▶ Input data:

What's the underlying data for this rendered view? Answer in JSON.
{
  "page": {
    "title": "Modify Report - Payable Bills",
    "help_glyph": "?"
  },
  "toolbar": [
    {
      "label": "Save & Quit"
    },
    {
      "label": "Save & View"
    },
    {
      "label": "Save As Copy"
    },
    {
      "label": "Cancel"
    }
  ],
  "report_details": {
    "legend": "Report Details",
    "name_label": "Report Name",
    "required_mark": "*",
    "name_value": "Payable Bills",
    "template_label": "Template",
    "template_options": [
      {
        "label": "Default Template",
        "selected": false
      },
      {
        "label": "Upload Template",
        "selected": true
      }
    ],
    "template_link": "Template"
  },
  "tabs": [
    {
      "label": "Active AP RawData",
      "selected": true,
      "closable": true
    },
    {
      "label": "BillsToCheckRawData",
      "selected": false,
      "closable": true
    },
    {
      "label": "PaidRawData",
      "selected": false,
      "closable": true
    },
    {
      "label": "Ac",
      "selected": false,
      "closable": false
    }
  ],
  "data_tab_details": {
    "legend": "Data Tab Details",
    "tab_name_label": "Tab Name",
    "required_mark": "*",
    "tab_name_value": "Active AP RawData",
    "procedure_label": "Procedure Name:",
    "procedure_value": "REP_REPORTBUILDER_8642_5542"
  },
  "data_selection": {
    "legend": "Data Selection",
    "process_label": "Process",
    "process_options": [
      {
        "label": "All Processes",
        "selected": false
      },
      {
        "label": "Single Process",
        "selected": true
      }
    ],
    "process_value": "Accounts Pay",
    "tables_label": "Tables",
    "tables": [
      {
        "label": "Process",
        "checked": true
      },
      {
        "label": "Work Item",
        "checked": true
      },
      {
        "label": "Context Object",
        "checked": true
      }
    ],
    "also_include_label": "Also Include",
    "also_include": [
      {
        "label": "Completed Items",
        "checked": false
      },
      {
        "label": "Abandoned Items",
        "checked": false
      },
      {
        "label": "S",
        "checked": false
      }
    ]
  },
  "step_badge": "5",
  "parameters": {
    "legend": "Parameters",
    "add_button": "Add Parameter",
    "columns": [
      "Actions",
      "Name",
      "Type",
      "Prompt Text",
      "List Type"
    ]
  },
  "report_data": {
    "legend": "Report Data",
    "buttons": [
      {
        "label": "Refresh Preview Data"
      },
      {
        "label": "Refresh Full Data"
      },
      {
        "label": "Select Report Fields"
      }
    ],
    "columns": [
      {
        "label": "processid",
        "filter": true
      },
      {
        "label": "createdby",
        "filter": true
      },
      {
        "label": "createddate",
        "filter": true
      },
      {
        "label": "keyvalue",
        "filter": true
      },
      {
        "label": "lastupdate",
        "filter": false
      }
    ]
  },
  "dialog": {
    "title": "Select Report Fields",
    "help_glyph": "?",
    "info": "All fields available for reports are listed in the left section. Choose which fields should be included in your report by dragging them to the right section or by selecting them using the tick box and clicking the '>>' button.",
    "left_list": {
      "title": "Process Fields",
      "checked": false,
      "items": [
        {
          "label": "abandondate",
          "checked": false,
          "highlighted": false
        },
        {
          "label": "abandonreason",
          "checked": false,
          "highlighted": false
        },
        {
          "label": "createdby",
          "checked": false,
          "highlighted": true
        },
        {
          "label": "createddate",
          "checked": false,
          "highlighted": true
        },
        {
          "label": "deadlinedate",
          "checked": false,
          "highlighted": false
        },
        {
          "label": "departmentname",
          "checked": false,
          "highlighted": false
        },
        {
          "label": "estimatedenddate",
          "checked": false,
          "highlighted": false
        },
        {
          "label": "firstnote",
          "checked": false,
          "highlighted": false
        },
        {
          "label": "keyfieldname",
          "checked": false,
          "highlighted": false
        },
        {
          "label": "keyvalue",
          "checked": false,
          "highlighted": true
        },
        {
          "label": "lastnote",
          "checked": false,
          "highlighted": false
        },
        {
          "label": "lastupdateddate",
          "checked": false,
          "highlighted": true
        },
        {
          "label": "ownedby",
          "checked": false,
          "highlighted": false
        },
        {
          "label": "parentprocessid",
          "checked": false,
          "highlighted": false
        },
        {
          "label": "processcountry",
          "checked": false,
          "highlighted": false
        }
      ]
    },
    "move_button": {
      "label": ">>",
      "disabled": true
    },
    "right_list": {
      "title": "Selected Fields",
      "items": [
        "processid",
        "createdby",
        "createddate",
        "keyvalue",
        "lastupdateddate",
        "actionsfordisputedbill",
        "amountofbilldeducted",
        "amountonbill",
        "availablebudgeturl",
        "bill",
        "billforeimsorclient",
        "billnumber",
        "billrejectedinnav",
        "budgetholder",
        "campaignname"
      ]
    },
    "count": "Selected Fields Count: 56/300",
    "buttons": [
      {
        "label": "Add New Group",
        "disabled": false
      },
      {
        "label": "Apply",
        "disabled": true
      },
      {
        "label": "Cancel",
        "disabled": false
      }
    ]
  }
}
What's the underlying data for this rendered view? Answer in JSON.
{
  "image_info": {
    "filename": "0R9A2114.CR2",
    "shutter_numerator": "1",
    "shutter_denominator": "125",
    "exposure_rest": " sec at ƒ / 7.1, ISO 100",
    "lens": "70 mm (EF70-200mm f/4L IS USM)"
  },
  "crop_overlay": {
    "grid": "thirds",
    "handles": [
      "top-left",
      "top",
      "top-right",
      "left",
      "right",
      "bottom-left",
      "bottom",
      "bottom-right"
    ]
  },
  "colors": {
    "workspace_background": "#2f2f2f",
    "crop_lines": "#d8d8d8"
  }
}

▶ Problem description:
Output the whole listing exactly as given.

▶ Answer section:
What's the underlying data for this rendered view? Answer in JSON.
{
  "page": {
    "title": "Modify Report - Payable Bills",
    "help_glyph": "?"
  },
  "toolbar": [
    {
      "label": "Save & Quit"
    },
    {
      "label": "Save & View"
    },
    {
      "label": "Save As Copy"
    },
    {
      "label": "Cancel"
    }
  ],
  "report_details": {
    "legend": "Report Details",
    "name_label": "Report Name",
    "required_mark": "*",
    "name_value": "Payable Bills",
    "template_label": "Template",
    "template_options": [
      {
        "label": "Default Template",
        "selected": false
      },
      {
        "label": "Upload Template",
        "selected": true
      }
    ],
    "template_link": "Template"
  },
  "tabs": [
    {
      "label": "Active AP RawData",
      "selected": true,
      "closable": true
    },
    {
      "label": "BillsToCheckRawData",
      "selected": false,
      "closable": true
    },
    {
      "label": "PaidRawData",
      "selected": false,
      "closable": true
    },
    {
      "label": "Ac",
      "selected": false,
      "closable": false
    }
  ],
  "data_tab_details": {
    "legend": "Data Tab Details",
    "tab_name_label": "Tab Name",
    "required_mark": "*",
    "tab_name_value": "Active AP RawData",
    "procedure_label": "Procedure Name:",
    "procedure_value": "REP_REPORTBUILDER_8642_5542"
  },
  "data_selection": {
    "legend": "Data Selection",
    "process_label": "Process",
    "process_options": [
      {
        "label": "All Processes",
        "selected": false
      },
      {
        "label": "Single Process",
        "selected": true
      }
    ],
    "process_value": "Accounts Pay",
    "tables_label": "Tables",
    "tables": [
      {
        "label": "Process",
        "checked": true
      },
      {
        "label": "Work Item",
        "checked": true
      },
      {
        "label": "Context Object",
        "checked": true
      }
    ],
    "also_include_label": "Also Include",
    "also_include": [
      {
        "label": "Completed Items",
        "checked": false
      },
      {
        "label": "Abandoned Items",
        "checked": false
      },
      {
        "label": "S",
        "checked": false
      }
    ]
  },
  "step_badge": "5",
  "parameters": {
    "legend": "Parameters",
    "add_button": "Add Parameter",
    "columns": [
      "Actions",
      "Name",
      "Type",
      "Prompt Text",
      "List Type"
    ]
  },
  "report_data": {
    "legend": "Report Data",
    "buttons": [
      {
        "label": "Refresh Preview Data"
      },
      {
        "label": "Refresh Full Data"
      },
      {
        "label": "Select Report Fields"
      }
    ],
    "columns": [
      {
        "label": "processid",
        "filter": true
      },
      {
        "label": "createdby",
        "filter": true
      },
      {
        "label": "createddate",
        "filter": true
      },
      {
        "label": "keyvalue",
        "filter": true
      },
      {
        "label": "lastupdate",
        "filter": false
      }
    ]
  },
  "dialog": {
    "title": "Select Report Fields",
    "help_glyph": "?",
    "info": "All fields available for reports are listed in the left section. Choose which fields should be included in your report by dragging them to the right section or by selecting them using the tick box and clicking the '>>' button.",
    "left_list": {
      "title": "Process Fields",
      "checked": false,
      "items": [
        {
          "label": "abandondate",
          "checked": false,
          "highlighted": false
        },
        {
          "label": "abandonreason",
          "checked": false,
          "highlighted": false
        },
        {
          "label": "createdby",
          "checked": false,
          "highlighted": true
        },
        {
          "label": "createddate",
          "checked": false,
          "highlighted": true
        },
        {
          "label": "deadlinedate",
          "checked": false,
          "highlighted": false
        },
        {
          "label": "departmentname",
          "checked": false,
          "highlighted": false
        },
        {
          "label": "estimatedenddate",
          "checked": false,
          "highlighted": false
        },
        {
          "label": "firstnote",
          "checked": false,
          "highlighted": false
        },
        {
          "label": "keyfieldname",
          "checked": false,
          "highlighted": false
        },
        {
          "label": "keyvalue",
          "checked": false,
          "highlighted": true
        },
        {
          "label": "lastnote",
          "checked": false,
          "highlighted": false
        },
        {
          "label": "lastupdateddate",
          "checked": false,
          "highlighted": true
        },
        {
          "label": "ownedby",
          "checked": false,
          "highlighted": false
        },
        {
          "label": "parentprocessid",
          "checked": false,
          "highlighted": false
        },
        {
          "label": "processcountry",
          "checked": false,
          "highlighted": false
        }
      ]
    },
    "move_button": {
      "label": ">>",
      "disabled": true
    },
    "right_list": {
      "title": "Selected Fields",
      "items": [
        "processid",
        "createdby",
        "createddate",
        "keyvalue",
        "lastupdateddate",
        "actionsfordisputedbill",
        "amountofbilldeducted",
        "amountonbill",
        "availablebudgeturl",
        "bill",
        "billforeimsorclient",
        "billnumber",
        "billrejectedinnav",
        "budgetholder",
        "campaignname"
      ]
    },
    "count": "Selected Fields Count: 56/300",
    "buttons": [
      {
        "label": "Add New Group",
        "disabled": false
      },
      {
        "label": "Apply",
        "disabled": true
      },
      {
        "label": "Cancel",
        "disabled": false
      }
    ]
  }
}
What's the underlying data for this rendered view? Answer in JSON.
{
  "image_info": {
    "filename": "0R9A2114.CR2",
    "shutter_numerator": "1",
    "shutter_denominator": "125",
    "exposure_rest": " sec at ƒ / 7.1, ISO 100",
    "lens": "70 mm (EF70-200mm f/4L IS USM)"
  },
  "crop_overlay": {
    "grid": "thirds",
    "handles": [
      "top-left",
      "top",
      "top-right",
      "left",
      "right",
      "bottom-left",
      "bottom",
      "bottom-right"
    ]
  },
  "colors": {
    "workspace_background": "#2f2f2f",
    "crop_lines": "#d8d8d8"
  }
}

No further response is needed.